As businessman Jim Click finished a spirited conversation with a young, disabled man at the DREAM Job Fair on Wednesday morning, he shook his hand, and turned away with tears in his eyes.
“I just get emotional,” said Click, the owner of the 47th largest car dealer chain in the United States.
As one of about 35 business representatives attending the job fair at the Hotel Tucson City Center last week, Click wasn’t alone in seeing the value the annual event brings to disabled jobseekers each October.
In its third year of operation, the DREAM (Disability & Rehabilitation Employment Awareness Month) organization is made up of 12 co-sponsoring agencies that come together each year to ensure job opportunities for Arizona’s disabled population – 35,000 of which live in Tucson and suffer a 70-percent unemployment rate.
“It’s a huge number,” said Patrick McCarthy, director of development and communication with the Beacon Group, one of the organizations to co-found DREAM. “Not all of them can work or want to work, but thousands of them do.”

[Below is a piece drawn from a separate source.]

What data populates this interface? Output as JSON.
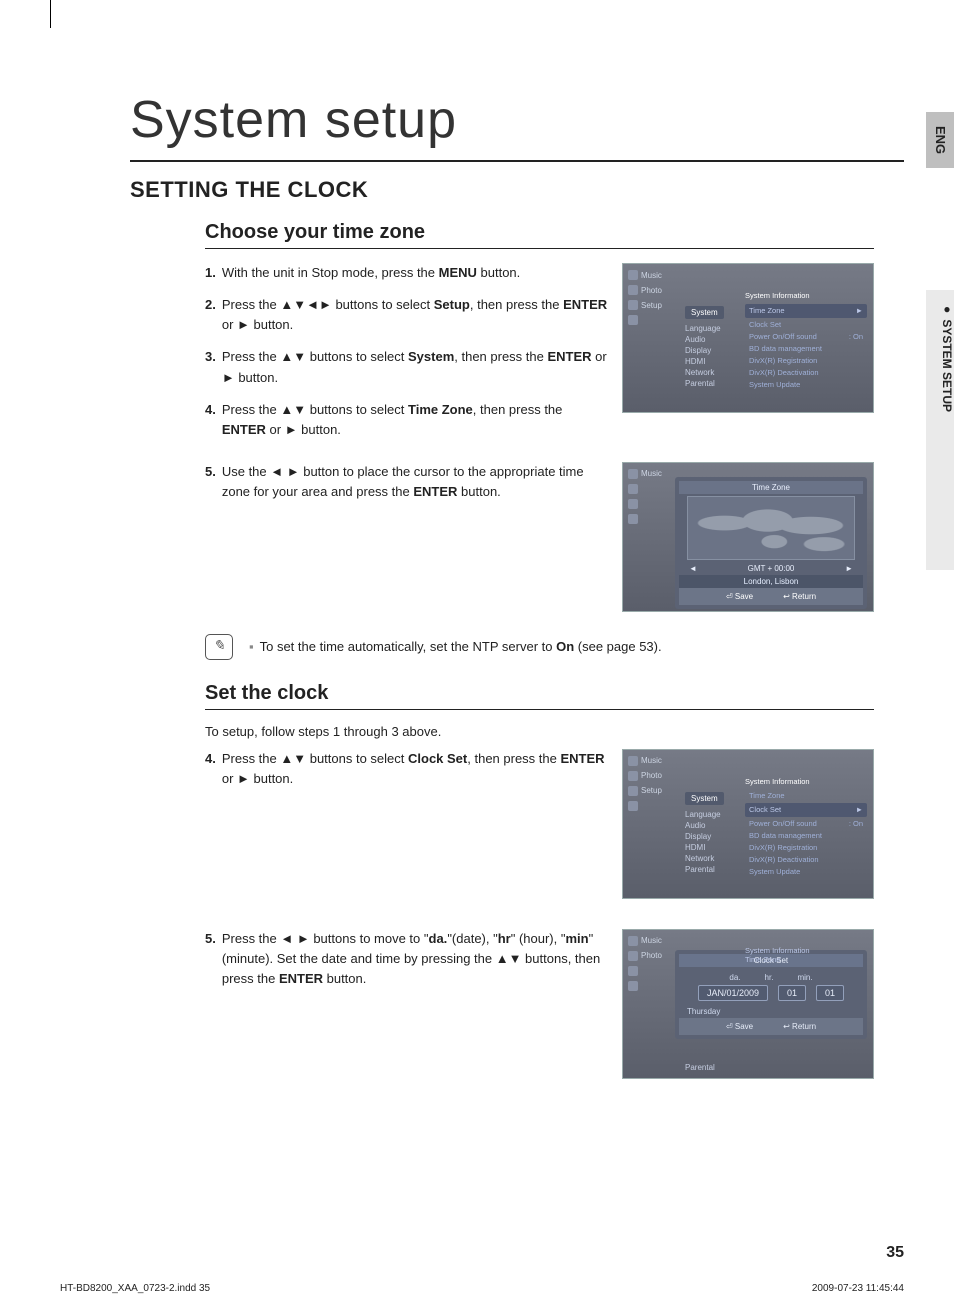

And those that do, tend to make excellent employees, McCarthy says.
“They are ready, able, and willing to work, and they have the characteristics that employers are looking for,” he said.
Ethan Orr, District 9 House Representative and Executive Director of Linkages, a co-founding partner of DREAM, echoed that sentiment, citing one experience in particular.
“I had a young man who came to me, and he said, ‘I will do anything. I will show up early, I’ll stay late,’ and he ended up employee of the year at JW Marriot,” said Orr.
Orr said he expects the event, which as of this year also runs in Phoenix, Flagstaff, Yuma, Bullhead City, Cottonwood, and Casa Grande, to contribute to 900 job placements for disabled jobseekers.
About 350 jobseekers attended this year’s DREAM Job Fair, which was co-chaired by former U.S. Rep. Gabrielle Giffords, her husband Mark Kelly, and current U.S. Rep. Ron Barber, D – Ariz.
The range of disabilities the jobseekers have varies from such issues as deafness, blindness, mobility problems, or issues with emotional or learning developments.
One of those job seekers was Kyle, a 24-year-old with a visual impairment that requires him to walk with a white cane. He has struggled to find employment after graduating from the University of Arizona with a business degree.
“This is really helpful, just because of all the options,” he said. “It’s been hard, but with things like this, I think I will find some new possibilities and find a job… lots of support here.”
That support comes in several forms, with employers and members of DREAM offering not just job leads, but aid with interviews as well as on-the-job training.
Regardless of the type of disability one may have, there is a job for just about anyone who steps foot into a DREAM job fair.
For example, Click, who has about 40-45 disabled individuals working for him, employs a blind switchboard operator.
“Don’t ask me how she does it, but she does it well,” said Click.
Another employee that worked for Click as a body shop mechanic broke his neck in a touch football game. After rehabilitation, he returned to college and received an accounting degree. But, due to some lasting effects from the injury, he struggled to find work in a major accounting firm.
So, Click found him a spot.
“Today, he is my Chief Financial Officer, making over $100,000 a year,” said Click.
When asked why it’s important to act as an employment advocate for people with disabilities, Click’s answer was simple.
“They have ability,” he said. “And I have a heart.”
The 12 co-sponsors of this year’s DREAM event include: Beacon Group, Goodwill, DK Advocates, Linkages, Community Partnership for Southern Arizona, the Division of Developmental Disabilities, Rehabilitations Services Administration, Easter Seal/Blake Foundation, Direct Center for Independence, Pima County One Stop Career Center, Tucson Metro Chamber, and the Centers for Habilitation.
More information, including a full list of participating businesses can be viewed at www.dreamjobfair.org.